We're in the crazy election season once again, and once again all candidates have promised "energy independence." Newt Gingrich promised to lower gasoline prices. President Obama takes credit for low natural gas prices. Governor Romney says we can eliminate imports of crude oil. Presidential candidates have promised energy independence ever since the oil embargo in Jimmy Carter's administration. The candidates know that, in fact, government policies have little to do with energy prices, and there is little they can do to influence those prices. It might be good to look at a little history.
First, natural gas prices are still essentially a domestic phenomenon. Although transportation of liquefied natural gas is beginning, it is still very expensive in comparison to domestic prices. And natural gas prices are still essentially a matter of domestic supply and demand. Consider these graphs:
Prices for natural gas spiked in the last decade; production increased; and prices declined. Supply and demand.
Unlike natural gas, crude oil is a world market, governed by world supply and demand.
World oil prices climbed over the last decade to reach $100/bbl at the beginning of this decade, and have remained high; U.S. production of oil increased, and U.S. imports declined.

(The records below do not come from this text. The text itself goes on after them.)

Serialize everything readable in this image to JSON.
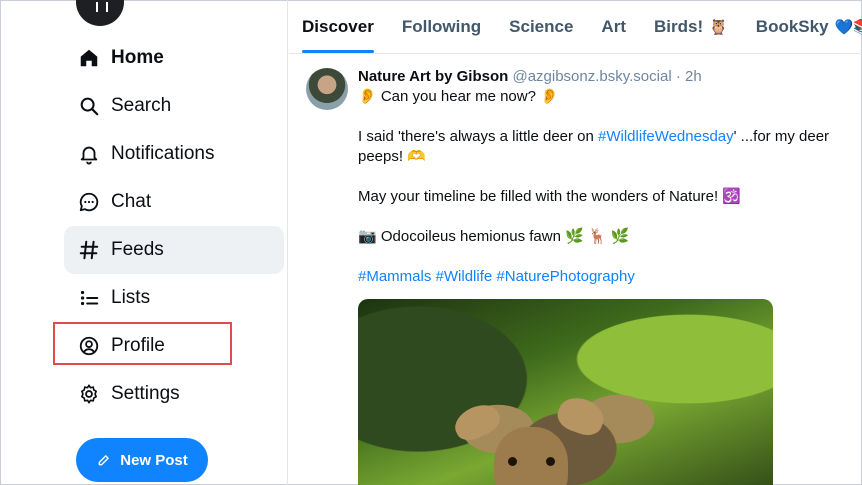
{
  "sidebar": {
    "items": [
      {
        "label": "Home",
        "icon": "home-icon"
      },
      {
        "label": "Search",
        "icon": "search-icon"
      },
      {
        "label": "Notifications",
        "icon": "bell-icon"
      },
      {
        "label": "Chat",
        "icon": "chat-icon"
      },
      {
        "label": "Feeds",
        "icon": "hash-icon"
      },
      {
        "label": "Lists",
        "icon": "list-icon"
      },
      {
        "label": "Profile",
        "icon": "user-circle-icon"
      },
      {
        "label": "Settings",
        "icon": "gear-icon"
      }
    ],
    "new_post_label": "New Post"
  },
  "tabs": [
    {
      "label": "Discover",
      "emoji": ""
    },
    {
      "label": "Following",
      "emoji": ""
    },
    {
      "label": "Science",
      "emoji": ""
    },
    {
      "label": "Art",
      "emoji": ""
    },
    {
      "label": "Birds!",
      "emoji": "🦉"
    },
    {
      "label": "BookSky",
      "emoji": "💙📚"
    }
  ],
  "post": {
    "author": "Nature Art by Gibson",
    "handle": "@azgibsonz.bsky.social",
    "time": "· 2h",
    "line1": "👂 Can you hear me now? 👂",
    "line2_pre": "I said 'there's always a little deer on ",
    "line2_link": "#WildlifeWednesday",
    "line2_post": "' ...for my deer",
    "line3": "peeps! 🫶",
    "line4": "May your timeline be filled with the wonders of Nature! 🕉️",
    "line5": "📷 Odocoileus hemionus fawn 🌿 🦌 🌿",
    "hashtags": [
      "#Mammals",
      "#Wildlife",
      "#NaturePhotography"
    ]
  },
  "colors": {
    "accent": "#1083fe",
    "highlight": "#e04b4b"
  }
}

Yet prices remain high, due to global demand.
Texas has prospered as a result, increasing its crude production for the first time in decades, largely as a result of unconventional plays, principally the Eagle Ford:
Let's hope that some sanity will return to politics and energy policy after the crazy season.